[Data records for software interfaces]
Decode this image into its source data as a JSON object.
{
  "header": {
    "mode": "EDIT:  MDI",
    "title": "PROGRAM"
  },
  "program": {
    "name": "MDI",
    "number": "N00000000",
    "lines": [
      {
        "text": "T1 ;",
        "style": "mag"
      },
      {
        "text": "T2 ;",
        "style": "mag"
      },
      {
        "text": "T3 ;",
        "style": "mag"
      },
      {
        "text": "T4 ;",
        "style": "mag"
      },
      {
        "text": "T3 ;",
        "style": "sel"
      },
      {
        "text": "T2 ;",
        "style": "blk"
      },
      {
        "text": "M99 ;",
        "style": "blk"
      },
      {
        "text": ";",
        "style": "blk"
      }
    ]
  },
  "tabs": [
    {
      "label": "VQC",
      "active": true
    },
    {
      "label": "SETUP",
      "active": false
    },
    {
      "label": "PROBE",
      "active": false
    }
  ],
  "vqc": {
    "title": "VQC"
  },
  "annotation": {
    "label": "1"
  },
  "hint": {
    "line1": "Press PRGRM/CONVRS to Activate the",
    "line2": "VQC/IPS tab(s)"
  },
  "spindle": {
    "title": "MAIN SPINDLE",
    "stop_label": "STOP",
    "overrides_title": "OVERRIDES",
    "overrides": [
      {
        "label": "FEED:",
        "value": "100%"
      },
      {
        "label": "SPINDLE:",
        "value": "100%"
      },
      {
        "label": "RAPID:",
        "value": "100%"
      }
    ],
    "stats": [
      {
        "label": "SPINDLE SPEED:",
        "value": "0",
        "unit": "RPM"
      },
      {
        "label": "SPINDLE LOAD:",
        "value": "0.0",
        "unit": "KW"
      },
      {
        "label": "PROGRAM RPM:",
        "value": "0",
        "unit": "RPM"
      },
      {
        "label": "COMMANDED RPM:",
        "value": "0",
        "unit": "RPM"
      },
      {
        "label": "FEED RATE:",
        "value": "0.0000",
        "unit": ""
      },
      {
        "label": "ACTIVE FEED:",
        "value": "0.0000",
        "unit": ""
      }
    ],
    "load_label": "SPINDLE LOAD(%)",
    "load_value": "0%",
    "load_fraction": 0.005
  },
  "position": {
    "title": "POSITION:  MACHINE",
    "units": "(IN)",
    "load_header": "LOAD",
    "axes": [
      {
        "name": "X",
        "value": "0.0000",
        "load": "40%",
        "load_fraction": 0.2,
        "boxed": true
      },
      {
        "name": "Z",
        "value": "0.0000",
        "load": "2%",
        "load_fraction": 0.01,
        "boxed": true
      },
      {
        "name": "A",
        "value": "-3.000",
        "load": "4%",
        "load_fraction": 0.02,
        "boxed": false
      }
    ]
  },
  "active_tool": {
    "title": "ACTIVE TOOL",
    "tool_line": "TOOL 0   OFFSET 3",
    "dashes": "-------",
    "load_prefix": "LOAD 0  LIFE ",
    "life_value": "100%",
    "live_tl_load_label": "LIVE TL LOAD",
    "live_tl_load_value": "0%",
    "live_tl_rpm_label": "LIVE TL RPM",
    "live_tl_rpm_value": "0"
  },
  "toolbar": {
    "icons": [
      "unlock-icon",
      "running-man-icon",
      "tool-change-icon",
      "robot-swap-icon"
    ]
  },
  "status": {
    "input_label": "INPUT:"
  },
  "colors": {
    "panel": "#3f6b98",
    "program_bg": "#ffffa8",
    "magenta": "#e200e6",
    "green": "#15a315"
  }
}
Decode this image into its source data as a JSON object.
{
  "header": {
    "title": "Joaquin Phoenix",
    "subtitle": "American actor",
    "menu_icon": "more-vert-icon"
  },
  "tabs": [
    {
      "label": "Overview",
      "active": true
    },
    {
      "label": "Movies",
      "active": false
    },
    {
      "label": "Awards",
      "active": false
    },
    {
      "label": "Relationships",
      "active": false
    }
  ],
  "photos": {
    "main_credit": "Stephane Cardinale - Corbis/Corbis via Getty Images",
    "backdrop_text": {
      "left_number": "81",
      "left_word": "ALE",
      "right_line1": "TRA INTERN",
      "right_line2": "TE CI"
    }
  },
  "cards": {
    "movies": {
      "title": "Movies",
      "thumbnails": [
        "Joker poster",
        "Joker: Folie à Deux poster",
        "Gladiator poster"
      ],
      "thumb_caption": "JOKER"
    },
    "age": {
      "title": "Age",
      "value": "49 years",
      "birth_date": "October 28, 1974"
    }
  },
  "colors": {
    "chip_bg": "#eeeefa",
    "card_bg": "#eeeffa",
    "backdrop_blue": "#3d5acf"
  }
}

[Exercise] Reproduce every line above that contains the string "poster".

[Solution to this problem]
        "Joker poster",
        "Joker: Folie à Deux poster",
        "Gladiator poster"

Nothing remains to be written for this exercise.